I didn’t know I had a spot o’ Irish in me until about ten years ago when a cousin I didn’t know I had contacted me. My Irish surname is Anderson.
My grandfather Anderson married a Hornsby, which isn’t an Irish surname (that I know of) but is an English one.
I never knew much about that side of my family because of a divorce. But I think that makes me about what, a quarter Irish? (If my mother was half then I’m a quarter?)
That tickles me pink. I hadn’t realized how Irish I was before these past few weeks. I’d never really thought about it. I only knew about my father’s side of the family which is decidedly Russian-German (and other possible mysterious things we’re still learning about).

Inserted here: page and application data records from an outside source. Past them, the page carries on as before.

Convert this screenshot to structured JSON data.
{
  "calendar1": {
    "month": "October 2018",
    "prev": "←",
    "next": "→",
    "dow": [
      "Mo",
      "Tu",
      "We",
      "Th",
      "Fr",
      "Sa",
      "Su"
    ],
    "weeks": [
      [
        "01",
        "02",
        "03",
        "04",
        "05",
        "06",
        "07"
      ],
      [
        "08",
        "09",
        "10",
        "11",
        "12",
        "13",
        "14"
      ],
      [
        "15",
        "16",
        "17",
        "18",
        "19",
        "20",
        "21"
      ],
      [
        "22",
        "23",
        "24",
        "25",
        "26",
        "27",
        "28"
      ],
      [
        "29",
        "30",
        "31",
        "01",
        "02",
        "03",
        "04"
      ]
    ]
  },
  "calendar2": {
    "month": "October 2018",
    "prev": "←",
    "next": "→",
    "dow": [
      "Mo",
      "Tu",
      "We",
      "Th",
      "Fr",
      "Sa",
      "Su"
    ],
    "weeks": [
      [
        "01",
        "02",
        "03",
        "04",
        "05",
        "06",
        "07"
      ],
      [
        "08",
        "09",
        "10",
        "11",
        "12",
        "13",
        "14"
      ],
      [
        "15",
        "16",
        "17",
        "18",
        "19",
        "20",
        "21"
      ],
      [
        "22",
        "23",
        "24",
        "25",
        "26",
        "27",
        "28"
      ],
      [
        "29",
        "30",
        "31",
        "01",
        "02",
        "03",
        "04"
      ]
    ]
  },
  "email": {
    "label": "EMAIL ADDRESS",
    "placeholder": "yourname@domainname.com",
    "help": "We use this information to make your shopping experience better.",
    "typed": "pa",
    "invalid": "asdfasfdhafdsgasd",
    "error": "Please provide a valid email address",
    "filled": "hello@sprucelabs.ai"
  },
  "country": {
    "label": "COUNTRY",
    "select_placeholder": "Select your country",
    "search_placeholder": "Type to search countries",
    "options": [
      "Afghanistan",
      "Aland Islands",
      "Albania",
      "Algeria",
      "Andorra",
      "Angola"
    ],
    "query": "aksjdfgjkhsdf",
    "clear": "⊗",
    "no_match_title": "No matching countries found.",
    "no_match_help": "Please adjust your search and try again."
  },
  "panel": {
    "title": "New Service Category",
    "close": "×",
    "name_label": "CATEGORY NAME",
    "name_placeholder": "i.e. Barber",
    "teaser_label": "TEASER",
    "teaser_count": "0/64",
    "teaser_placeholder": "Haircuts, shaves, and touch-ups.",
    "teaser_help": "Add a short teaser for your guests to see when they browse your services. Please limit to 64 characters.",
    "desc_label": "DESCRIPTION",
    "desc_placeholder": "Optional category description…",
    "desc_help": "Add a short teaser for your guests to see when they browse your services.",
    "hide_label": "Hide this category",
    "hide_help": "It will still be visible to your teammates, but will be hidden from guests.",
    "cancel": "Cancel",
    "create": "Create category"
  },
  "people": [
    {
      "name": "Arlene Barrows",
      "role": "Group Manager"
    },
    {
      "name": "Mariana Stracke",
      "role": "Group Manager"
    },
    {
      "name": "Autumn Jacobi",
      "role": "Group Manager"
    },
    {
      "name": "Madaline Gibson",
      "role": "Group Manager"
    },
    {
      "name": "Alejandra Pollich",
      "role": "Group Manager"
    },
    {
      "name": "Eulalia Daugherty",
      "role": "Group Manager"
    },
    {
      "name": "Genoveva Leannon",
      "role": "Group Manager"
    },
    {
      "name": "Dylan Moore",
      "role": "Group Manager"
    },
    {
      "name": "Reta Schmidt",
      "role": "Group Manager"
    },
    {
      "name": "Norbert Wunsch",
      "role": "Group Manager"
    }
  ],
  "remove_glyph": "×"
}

I am a violinist, and I like to think I have fiddling in my bones because my ancestors played and danced upon the green Irish isle. I can listen to and sing/play Gaelic/Celtic music for hours. And I can also speak with a very authentic Irish or British brogue. It seems to come pretty naturally to me. I’m reading a book right now to my students entitled FRECKLES and I do all the Irish voices in it for them.
Ya didna know that, did ye?
Even more curious, I live among a huge Irish population here in Wabash County, Indiana. I was not raised here but in Kansas. Irish migrated to this part of Indiana and built the first Catholic church here to work on the canals and railroads.
I’ve always admired St. Patrick. St. Patrick’s day is one of my favorite holidays - not because of the green beer and parties, but because of the St. Patrick story. He was so brave and noble. And I love using the shamrock to teach children about the Trinity, just as he is said to have done.
So, maybe, just maybe, all these Irish leanings (I was always entranced with all things Ireland as a teen) have a genetic predisposition.
“As the meltdown progresses, one of the first things to be affected will be our nation’s food supply. Expect soaring prices along with moderate to severe shortages by spring. If you don’t have the ability to grow your own food next year, your life may be in danger.”—